  • Pumpkin Seed Oil – Linoleic Acid: 57.2%
  • Pygeum Bark
  • Rosehip Seed Oil – Linoleic Acid: 44.1%
  • Rosemary Oil – 12-methoxycarnosic acid (see study below)
  • Safflower Oil– Linoleic Acid: 68-85%
  • Sandalwood Seed Oil – Oleic Acid: 50-53%, Linoleic Acid: 1.7-2.0%
  • Saw Palmetto – Lauric Acid: 26.3%, Oleic Acid: 34.6%, Linoleic Acid: 6%
  • Sesame Oil – Linoleic Acid: 45.69%
  • Shea Butter – Oleic Acid: 37-62%, Linoleic Acid: 6.6-10.8%
  • Soybean Oil – Linoleic Acid: 52.97%
  • Soy Foods – (Ingested) Contains Isoflavones (Equol) which mimic estrogen and inhibit DHT.

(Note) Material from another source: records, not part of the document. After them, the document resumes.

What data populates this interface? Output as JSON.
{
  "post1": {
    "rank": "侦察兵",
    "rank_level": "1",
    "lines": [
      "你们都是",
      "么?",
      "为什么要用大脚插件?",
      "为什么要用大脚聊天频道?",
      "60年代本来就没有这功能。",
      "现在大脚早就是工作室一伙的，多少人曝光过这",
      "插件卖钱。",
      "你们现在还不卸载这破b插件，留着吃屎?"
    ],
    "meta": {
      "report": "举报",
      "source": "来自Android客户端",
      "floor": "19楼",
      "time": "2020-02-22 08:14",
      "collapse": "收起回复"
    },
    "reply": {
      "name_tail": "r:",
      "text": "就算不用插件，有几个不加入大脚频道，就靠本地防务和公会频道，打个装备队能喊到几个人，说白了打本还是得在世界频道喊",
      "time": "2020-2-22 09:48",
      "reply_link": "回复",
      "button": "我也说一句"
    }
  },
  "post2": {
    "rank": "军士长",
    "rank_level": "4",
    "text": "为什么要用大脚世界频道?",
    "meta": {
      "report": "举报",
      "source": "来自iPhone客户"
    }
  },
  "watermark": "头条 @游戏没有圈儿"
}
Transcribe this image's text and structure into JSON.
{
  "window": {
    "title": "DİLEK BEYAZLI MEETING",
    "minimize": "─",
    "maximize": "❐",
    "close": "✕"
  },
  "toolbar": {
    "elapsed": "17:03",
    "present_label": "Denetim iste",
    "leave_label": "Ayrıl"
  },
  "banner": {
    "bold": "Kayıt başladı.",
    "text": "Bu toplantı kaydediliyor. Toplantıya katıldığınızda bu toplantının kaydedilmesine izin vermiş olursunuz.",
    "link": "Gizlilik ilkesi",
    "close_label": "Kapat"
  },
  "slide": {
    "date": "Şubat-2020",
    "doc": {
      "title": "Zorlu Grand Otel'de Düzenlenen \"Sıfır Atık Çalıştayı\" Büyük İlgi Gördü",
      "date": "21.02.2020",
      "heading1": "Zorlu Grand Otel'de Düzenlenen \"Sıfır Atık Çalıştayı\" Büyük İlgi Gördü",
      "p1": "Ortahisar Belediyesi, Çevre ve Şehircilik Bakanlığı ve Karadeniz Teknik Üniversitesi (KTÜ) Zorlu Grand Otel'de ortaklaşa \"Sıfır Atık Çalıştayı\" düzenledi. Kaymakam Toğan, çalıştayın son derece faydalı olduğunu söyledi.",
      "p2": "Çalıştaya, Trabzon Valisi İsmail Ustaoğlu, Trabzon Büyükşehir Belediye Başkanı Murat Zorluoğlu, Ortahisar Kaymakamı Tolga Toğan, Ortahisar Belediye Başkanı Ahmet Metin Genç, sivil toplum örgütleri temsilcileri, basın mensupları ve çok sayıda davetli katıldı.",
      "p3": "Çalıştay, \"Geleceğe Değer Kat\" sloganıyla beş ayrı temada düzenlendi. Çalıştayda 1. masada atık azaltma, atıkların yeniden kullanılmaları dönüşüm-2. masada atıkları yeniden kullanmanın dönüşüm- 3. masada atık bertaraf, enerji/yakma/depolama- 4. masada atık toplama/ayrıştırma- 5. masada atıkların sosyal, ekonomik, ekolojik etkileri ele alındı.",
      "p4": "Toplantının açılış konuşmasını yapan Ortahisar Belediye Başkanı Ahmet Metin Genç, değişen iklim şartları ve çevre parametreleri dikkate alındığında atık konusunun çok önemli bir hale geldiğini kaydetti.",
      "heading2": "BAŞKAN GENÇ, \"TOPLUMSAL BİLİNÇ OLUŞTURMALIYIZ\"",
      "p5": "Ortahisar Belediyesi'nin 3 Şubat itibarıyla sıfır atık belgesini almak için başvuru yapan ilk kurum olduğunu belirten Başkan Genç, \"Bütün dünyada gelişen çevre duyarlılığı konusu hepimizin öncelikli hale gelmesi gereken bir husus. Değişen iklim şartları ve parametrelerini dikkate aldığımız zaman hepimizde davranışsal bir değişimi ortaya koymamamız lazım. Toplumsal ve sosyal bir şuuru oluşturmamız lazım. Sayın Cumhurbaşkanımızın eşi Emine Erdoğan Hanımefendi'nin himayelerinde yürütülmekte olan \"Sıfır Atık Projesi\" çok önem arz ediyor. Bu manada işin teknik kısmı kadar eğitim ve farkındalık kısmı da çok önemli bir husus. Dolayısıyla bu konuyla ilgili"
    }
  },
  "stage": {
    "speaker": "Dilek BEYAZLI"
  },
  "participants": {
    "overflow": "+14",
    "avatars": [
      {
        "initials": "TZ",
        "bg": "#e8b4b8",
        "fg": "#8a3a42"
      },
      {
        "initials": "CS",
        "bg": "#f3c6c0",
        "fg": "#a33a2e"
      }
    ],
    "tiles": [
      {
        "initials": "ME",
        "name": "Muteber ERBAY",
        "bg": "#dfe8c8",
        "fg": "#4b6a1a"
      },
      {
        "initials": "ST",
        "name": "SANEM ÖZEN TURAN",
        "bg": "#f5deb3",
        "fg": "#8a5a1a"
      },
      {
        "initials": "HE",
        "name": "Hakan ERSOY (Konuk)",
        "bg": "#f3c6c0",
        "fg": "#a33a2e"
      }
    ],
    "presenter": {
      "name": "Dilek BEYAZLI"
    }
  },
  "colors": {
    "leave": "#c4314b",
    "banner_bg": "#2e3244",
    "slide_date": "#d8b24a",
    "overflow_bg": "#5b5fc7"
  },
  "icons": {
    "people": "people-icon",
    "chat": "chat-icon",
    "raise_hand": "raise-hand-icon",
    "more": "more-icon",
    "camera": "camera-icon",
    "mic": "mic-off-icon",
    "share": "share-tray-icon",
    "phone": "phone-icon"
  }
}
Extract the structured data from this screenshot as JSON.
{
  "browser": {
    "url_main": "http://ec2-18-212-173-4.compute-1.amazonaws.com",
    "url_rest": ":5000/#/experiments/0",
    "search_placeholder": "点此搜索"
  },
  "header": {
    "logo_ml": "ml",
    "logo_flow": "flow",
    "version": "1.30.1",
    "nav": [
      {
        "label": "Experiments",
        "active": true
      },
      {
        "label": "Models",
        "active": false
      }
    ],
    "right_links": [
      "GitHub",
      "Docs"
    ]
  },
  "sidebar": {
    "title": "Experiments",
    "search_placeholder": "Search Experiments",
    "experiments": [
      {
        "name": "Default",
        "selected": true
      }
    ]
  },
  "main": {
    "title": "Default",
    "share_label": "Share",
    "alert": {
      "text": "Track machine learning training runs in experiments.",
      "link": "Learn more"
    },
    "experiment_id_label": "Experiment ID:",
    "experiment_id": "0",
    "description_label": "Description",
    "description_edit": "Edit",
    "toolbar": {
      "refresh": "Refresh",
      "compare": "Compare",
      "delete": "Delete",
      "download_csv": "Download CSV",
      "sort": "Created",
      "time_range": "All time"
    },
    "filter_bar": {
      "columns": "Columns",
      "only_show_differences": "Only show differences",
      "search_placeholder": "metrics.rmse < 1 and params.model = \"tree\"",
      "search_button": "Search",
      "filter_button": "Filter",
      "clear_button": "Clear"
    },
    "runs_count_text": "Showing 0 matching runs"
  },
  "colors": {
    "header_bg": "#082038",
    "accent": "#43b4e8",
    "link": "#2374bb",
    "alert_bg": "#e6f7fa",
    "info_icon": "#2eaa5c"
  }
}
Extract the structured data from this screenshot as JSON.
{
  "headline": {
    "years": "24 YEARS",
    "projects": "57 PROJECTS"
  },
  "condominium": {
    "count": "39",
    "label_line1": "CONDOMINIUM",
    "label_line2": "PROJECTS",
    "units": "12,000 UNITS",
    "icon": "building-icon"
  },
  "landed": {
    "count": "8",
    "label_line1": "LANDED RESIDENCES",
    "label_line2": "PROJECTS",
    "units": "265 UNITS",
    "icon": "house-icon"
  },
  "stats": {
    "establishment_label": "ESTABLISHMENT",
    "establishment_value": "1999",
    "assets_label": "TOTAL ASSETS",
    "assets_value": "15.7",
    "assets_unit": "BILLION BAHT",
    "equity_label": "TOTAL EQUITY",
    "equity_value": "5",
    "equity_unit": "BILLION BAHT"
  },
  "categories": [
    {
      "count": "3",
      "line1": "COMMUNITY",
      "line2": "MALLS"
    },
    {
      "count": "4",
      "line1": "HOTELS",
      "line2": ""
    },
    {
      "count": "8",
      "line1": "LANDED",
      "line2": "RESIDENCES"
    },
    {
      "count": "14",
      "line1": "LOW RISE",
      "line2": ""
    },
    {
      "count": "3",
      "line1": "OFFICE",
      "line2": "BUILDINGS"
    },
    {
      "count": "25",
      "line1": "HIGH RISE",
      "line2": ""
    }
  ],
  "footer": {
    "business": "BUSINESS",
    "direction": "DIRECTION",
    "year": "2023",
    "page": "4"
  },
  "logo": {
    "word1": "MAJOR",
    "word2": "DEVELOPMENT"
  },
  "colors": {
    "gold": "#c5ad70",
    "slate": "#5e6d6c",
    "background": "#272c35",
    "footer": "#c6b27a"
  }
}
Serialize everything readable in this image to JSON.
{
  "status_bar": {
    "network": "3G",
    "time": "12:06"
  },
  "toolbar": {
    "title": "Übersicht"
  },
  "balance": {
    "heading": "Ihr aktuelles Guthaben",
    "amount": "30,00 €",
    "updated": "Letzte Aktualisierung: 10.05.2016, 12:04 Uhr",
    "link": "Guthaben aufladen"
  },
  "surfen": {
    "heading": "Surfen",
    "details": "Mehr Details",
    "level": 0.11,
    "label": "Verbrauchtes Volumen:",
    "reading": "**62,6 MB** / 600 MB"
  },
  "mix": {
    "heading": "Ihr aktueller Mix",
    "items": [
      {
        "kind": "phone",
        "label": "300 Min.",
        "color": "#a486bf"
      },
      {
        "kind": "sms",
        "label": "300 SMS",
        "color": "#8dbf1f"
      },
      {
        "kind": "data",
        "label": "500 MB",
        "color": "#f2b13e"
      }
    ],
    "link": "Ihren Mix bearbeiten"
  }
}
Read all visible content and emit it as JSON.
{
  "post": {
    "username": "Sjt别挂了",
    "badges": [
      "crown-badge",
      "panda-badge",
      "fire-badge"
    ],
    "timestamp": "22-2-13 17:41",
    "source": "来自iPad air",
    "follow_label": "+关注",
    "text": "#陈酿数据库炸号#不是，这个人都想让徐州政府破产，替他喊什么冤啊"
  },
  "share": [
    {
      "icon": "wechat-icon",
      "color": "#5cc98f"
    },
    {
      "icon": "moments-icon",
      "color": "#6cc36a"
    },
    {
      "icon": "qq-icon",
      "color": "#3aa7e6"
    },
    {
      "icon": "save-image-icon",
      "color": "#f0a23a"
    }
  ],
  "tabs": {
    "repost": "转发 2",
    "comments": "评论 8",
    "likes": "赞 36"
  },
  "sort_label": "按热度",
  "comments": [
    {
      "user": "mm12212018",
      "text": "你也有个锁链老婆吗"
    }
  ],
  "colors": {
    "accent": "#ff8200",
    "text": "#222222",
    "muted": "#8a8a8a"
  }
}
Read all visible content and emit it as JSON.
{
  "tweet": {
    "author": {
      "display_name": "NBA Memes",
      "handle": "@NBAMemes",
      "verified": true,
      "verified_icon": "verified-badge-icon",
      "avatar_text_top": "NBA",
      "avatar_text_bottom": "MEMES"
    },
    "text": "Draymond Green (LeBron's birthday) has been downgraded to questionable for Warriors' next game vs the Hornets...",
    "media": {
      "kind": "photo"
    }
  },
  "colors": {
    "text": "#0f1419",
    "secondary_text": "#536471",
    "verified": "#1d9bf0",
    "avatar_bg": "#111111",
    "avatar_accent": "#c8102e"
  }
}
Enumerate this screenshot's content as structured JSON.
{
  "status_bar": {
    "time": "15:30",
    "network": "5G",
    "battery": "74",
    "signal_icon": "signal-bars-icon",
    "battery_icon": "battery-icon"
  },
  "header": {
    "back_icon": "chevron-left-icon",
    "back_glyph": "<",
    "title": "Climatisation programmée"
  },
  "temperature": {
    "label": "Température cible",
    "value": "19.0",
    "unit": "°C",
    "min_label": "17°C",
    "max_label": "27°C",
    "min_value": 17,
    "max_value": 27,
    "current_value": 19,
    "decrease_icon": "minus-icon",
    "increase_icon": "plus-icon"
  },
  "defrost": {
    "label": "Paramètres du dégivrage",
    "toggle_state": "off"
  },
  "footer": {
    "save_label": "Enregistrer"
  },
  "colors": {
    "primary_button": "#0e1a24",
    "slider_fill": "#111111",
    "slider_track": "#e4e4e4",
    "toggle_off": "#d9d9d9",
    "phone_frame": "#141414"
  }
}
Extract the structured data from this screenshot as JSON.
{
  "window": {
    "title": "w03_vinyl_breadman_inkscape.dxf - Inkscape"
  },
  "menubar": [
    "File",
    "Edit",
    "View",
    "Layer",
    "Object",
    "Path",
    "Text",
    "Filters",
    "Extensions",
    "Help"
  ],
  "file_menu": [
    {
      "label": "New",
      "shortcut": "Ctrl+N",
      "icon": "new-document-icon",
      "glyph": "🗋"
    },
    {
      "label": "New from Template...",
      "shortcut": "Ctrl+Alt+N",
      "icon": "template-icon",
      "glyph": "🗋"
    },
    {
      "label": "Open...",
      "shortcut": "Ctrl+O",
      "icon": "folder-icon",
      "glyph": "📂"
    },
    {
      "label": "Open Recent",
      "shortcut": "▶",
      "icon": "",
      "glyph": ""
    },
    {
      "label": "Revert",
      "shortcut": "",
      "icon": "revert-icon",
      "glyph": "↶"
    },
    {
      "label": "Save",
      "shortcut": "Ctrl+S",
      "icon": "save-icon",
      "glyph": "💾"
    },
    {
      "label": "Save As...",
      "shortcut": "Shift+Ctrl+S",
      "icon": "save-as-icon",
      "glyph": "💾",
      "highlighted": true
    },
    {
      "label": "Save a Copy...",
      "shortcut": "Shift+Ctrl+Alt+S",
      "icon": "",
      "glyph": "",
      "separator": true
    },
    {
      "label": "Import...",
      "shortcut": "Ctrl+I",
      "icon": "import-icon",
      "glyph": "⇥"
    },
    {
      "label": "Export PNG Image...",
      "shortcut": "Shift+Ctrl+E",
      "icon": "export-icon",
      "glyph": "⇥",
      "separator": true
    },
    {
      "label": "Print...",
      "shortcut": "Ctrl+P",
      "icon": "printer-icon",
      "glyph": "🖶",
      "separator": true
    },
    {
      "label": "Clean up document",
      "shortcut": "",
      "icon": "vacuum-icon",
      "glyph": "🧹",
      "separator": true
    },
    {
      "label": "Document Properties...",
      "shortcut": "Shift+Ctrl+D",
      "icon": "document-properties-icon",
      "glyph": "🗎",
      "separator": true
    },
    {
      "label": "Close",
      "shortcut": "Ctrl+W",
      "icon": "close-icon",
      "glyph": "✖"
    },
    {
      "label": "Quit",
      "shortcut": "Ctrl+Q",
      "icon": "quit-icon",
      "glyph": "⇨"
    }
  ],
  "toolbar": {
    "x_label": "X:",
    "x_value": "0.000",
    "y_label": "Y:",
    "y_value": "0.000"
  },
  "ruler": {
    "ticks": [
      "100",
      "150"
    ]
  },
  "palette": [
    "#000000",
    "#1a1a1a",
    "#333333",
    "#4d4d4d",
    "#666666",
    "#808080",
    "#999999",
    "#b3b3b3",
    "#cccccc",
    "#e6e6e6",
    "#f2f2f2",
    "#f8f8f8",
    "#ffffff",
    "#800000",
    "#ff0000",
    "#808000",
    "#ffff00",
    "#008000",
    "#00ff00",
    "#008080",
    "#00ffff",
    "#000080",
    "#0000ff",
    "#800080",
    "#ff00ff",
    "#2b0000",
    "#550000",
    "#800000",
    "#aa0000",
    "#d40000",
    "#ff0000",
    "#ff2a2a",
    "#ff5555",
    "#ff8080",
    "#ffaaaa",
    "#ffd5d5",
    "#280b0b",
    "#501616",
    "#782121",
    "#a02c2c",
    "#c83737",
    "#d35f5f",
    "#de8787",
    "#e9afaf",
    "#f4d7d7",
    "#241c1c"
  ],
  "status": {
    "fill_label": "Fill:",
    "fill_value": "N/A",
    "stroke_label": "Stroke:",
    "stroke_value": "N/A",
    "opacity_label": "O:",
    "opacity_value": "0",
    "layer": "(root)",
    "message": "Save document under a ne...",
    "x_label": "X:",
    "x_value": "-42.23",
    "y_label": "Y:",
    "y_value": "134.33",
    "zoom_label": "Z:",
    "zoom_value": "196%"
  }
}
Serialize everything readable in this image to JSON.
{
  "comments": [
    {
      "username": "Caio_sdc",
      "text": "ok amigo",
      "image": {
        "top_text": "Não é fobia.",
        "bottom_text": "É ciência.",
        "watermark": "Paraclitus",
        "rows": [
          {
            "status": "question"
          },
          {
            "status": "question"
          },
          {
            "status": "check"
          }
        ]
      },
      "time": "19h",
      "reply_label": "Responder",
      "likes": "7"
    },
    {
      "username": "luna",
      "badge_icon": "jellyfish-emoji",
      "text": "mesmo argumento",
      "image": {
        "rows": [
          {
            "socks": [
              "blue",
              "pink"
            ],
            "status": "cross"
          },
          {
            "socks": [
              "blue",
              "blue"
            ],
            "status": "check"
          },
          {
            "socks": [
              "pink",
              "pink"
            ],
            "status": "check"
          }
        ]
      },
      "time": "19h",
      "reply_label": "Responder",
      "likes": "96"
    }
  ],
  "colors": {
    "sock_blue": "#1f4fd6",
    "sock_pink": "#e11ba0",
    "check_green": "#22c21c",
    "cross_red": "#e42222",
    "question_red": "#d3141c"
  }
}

  • Stinging Nettle Root
  • Sweet Almond Oil – Oleic Acid: 66.6%, Linoleic Acid: 6-8%
  • Tamanu Oil – Oleic Acid: 41.4%, Linoleic Acid: 29.7%
  • Tea Tree Oil
  • Tretinoin – Retinoic Acid
  • Walnut Oil – Linoleic Acid: 51%
  • Wheat Germ Oil – Linoleic Acid: 58.4%
  • Zinc – Only in HIGH doses.
1)
Relationship between plasma testosterone and dihydrotestosterone concentrations and male facial hair growth|https://www.ncbi.nlm.nih.gov/pubmed/7126460
2)
Androgen action in cultured dermal papilla cells from human hair follicles|https://www.ncbi.nlm.nih.gov/pubmed/8003318
3)
5 alpha-reductase activity in cultured human dermal papilla cells from beard compared with reticular dermal fibroblasts|https://www.ncbi.nlm.nih.gov/pubmed/2295831